### About this exercise
Copies of all lines that contain "indexed" are needed; take them from the data below.

### Given data
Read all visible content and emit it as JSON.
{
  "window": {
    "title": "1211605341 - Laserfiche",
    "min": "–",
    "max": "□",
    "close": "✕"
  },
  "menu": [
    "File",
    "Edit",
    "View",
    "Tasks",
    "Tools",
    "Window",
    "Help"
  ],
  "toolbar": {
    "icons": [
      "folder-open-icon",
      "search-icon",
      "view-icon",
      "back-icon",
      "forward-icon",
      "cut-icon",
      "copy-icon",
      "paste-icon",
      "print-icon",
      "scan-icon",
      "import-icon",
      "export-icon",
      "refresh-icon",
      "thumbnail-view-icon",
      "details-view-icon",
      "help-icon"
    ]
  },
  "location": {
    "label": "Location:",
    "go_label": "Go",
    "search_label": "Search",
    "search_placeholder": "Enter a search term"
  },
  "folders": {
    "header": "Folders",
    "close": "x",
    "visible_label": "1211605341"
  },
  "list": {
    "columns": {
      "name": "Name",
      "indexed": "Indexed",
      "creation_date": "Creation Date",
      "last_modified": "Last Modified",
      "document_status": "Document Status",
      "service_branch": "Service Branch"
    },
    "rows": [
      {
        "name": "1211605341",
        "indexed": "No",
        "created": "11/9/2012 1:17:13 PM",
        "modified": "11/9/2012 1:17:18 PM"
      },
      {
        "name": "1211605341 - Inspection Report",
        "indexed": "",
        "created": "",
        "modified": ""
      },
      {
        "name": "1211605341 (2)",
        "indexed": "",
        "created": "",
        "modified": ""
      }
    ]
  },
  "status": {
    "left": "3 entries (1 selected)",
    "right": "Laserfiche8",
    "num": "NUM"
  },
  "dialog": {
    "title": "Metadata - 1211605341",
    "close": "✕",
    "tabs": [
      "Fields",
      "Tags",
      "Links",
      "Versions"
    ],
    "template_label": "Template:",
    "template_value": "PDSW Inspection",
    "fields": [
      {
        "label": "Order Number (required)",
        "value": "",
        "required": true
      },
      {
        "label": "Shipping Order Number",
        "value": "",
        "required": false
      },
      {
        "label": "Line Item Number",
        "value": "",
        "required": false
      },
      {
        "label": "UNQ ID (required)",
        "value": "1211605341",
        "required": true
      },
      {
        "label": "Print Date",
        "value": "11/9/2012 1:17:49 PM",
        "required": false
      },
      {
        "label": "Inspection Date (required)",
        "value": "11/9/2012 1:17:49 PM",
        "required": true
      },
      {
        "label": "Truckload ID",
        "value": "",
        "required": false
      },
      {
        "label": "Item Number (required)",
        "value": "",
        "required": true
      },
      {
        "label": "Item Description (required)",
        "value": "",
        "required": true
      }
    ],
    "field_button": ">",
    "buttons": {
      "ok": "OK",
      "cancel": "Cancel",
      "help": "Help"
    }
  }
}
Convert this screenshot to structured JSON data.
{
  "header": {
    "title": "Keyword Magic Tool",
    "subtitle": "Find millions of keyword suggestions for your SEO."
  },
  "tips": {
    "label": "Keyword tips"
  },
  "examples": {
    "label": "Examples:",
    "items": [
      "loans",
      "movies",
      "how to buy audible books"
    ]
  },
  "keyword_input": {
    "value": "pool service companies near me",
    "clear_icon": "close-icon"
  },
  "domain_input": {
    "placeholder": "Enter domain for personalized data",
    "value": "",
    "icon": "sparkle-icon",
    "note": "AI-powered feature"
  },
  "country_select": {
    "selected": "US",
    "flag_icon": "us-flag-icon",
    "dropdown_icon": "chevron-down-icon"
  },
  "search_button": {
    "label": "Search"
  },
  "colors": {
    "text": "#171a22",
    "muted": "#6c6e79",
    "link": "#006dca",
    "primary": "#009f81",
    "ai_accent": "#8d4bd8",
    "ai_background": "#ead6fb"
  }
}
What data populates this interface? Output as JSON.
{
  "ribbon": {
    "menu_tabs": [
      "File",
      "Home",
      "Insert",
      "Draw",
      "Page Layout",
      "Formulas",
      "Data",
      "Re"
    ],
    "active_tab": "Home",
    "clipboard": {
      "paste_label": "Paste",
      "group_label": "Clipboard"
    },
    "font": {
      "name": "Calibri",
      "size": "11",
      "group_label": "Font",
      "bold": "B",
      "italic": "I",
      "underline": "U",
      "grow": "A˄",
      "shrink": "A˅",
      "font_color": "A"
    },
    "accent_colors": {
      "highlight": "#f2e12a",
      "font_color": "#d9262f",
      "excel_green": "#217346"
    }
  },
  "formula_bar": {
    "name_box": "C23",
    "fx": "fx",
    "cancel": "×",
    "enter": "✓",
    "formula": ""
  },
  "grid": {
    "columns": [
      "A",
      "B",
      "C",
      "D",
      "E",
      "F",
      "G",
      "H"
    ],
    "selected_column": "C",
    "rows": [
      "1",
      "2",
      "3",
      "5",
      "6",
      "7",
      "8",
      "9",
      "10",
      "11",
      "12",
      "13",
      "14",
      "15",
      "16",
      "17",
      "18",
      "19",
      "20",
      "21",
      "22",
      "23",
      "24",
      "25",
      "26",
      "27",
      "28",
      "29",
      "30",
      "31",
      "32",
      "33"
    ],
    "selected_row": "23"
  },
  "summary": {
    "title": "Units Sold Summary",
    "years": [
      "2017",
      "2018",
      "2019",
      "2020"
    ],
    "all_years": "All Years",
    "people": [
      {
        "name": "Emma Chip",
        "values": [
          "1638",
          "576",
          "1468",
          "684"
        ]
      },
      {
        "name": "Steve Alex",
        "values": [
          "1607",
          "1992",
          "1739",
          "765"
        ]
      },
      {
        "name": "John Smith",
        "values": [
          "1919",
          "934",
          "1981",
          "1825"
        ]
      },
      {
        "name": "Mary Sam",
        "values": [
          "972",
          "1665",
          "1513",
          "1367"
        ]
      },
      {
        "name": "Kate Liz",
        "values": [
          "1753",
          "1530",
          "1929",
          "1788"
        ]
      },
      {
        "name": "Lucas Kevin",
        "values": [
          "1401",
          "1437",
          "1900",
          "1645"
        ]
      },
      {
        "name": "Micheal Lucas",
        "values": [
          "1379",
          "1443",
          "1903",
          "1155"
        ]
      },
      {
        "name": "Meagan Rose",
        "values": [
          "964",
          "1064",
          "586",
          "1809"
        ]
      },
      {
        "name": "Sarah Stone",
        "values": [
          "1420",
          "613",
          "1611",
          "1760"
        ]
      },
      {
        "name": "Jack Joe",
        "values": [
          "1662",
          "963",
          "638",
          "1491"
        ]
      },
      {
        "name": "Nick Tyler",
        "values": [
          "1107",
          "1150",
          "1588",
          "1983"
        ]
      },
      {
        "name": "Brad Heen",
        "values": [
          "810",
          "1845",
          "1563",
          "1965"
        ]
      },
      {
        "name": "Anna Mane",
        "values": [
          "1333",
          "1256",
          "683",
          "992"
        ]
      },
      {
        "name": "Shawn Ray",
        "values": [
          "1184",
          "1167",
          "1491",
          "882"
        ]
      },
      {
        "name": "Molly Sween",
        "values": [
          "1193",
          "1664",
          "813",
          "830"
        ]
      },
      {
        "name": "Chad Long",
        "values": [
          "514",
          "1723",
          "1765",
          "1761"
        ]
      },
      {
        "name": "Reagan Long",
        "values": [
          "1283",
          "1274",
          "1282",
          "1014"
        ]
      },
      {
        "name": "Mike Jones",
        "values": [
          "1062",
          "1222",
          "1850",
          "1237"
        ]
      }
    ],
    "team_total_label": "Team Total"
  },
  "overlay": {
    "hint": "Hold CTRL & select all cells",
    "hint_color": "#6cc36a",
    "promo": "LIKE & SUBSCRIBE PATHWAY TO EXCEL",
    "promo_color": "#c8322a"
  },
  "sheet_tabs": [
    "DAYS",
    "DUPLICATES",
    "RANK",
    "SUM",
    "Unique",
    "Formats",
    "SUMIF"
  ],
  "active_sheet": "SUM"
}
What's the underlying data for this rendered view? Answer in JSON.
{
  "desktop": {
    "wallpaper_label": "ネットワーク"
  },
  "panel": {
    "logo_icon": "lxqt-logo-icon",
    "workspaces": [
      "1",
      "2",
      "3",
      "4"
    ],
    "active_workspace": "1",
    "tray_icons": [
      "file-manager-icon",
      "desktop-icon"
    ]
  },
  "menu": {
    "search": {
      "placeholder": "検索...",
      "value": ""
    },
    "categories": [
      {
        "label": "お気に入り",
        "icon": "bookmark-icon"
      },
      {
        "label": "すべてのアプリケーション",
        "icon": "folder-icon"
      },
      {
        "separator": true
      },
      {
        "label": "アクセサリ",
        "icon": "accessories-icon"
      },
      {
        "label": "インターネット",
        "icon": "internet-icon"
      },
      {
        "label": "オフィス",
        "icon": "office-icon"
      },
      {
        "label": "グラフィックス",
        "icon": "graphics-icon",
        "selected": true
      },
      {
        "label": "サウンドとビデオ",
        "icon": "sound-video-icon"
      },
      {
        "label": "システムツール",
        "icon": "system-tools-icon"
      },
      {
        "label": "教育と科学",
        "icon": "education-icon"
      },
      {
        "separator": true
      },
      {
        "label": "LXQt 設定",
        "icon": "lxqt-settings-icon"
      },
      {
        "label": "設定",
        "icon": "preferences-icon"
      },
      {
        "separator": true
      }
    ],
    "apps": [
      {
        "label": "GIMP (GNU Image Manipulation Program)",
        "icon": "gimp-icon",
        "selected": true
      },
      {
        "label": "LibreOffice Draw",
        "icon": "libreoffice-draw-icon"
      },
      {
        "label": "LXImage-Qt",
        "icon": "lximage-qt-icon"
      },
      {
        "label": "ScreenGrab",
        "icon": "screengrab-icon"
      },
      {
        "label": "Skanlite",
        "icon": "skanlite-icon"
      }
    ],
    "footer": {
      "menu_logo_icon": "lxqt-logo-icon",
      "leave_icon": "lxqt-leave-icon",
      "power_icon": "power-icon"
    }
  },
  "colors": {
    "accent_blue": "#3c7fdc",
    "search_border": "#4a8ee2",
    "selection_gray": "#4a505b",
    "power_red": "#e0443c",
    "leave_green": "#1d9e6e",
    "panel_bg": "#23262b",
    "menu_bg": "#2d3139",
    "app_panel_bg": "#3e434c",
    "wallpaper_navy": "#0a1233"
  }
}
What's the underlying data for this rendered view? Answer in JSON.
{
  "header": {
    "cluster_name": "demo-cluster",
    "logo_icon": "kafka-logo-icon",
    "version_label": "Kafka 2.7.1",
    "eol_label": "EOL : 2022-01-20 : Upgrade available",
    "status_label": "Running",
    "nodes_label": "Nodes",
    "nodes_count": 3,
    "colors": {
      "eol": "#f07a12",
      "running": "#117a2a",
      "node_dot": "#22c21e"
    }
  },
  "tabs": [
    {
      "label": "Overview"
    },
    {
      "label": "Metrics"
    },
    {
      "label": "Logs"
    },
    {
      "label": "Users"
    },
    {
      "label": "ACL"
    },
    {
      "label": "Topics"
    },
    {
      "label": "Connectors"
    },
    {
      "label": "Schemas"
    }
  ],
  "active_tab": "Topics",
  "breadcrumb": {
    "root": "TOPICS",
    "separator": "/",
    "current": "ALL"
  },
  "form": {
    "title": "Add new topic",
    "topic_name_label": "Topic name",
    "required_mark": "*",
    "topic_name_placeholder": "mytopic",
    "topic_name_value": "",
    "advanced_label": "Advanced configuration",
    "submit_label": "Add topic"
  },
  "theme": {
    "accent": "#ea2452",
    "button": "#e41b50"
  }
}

### The completed task
      "indexed": "Indexed",
        "indexed": "No",
        "indexed": "",
        "indexed": "",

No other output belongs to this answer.